The events, as they first unfold from an innocuous opening, quickly spiral downward for la famille Couvreur. One snowy evening, despotic hotel-owner Jacques Couvreur (Jean-Pierre Bacri) sends his incompetent son down into the valley to re-stock several cases of wine. The son collides with a pedestrian and for some reason the father decides to hide the truth and say nothing about the hit-and-run accident. A young trainee, Frédéric (Vincent Rottiers), just released from prison and re-starting his life, becomes implicated in this strange affair. Inspector Poncet (Sylvie Testud), in her endearing and off-putting Columbo-esque investigative style, strives to uncover the truth behind the discovery of the corpse. Continue reading
Yvan and Elie are two loners who wander aimlessly through their lives. Yvan is a quick-tempered 40-year-old vintage car dealer while Elie is a young burglar and ex-junkie. One day Yvan catches Elie trying to rob him. Instead of beating him up, he becomes strangely attached to him and agrees to drive him home to his parents in his old Chevrolet. Yvan and Elie are both nostalgic about lost relationships, which is what leads them to undertake a bizarre journey through a region that is as spectacular as it is crazy. Both are trying to find the pieces of a puzzle that they want to put back together, but it might be too late.
Loosely based on the fifth volume of Proust’s monolithic À La recherche du temps perdu, La Captive is a dark study of obsessive love from Chantal Akerman, currently one of Belgian’s most highly rated film directors. The feel of the film is more a psychological thriller than a traditional romantic drama, with frequent references to Hitchcock’s Vertigo more than evident.
The most striking feature of the film is its austere cinematography. Most of the film is set at night or within darkened rooms (which no matter how large appear stiflingly claustrophobic), something which constantly emphasises the prisoner-gaoler relationship of the two young lovers. Add to that the restrained (yet effective) performances of the two lead actors and the result is a hauntingly existentialist work, a chilling black poem of a fairytale romance twisted and ultimately obliterated by perverse mental aberrations. Continue reading
This is the DOGMA film number 20.
An excellent film about dominating factors in theatre schools over innocent apprentice acting students. Their relations with teachers, directors, stress and competition in auditions, etc. A moving topic pseudo-document realistic film.

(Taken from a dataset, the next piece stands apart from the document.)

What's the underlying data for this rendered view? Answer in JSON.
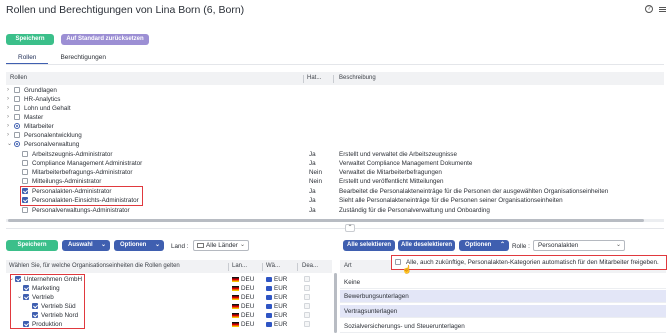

( from IMDB ) Continue reading
Review from IMDB:
The Title, Sadly, Says It All, 23 October 2006
Author: gradyharp from United States
‘La Femme de Gilles’ (‘Gilles’ Wife’) began as a novel by Madeleine Bourdouxhe and was transformed for the screen by Philippe Blasband, Marion Hänsel and Frédéric Fonteyne who also directs this stunning and controversial art piece. Certainly one of the most visually magnificent films of recent years (cinematographer Virginie Saint-Martin) ‘Gilles’ Wife’ succeeds on every level: the story is unique, the direction is liquid and languorous, and the cast is superlative. Continue reading
Olivier is a good teacher of carpentry, but a touch gruff; even so, when he refuses to accept young Francis into his workshop, that doesn’t explain why he takes to following the boy, as if he were spying on him. Might it have something to do with his own dead son, as his estranged wife insists?
One strength of the Dardennes’ follow-up to Rosetta, winner of the Cannes Palme d’Or, is that, once again, they ask us to discover certain crucial facts for ourselves: by the time we’re faced with questions of ethical and spiritual import, we’ve done enough groundwork to assess the evidence properly. Wisely, the camera stays close to Olivier, with the result that, notwithstanding his subtle understatement and a relatively taciturn script, we’re privy to his every fleeting thought and nagging emotion. Never manipulative or sensationalist, the film is none the less deeply moving. – Time Out Continue reading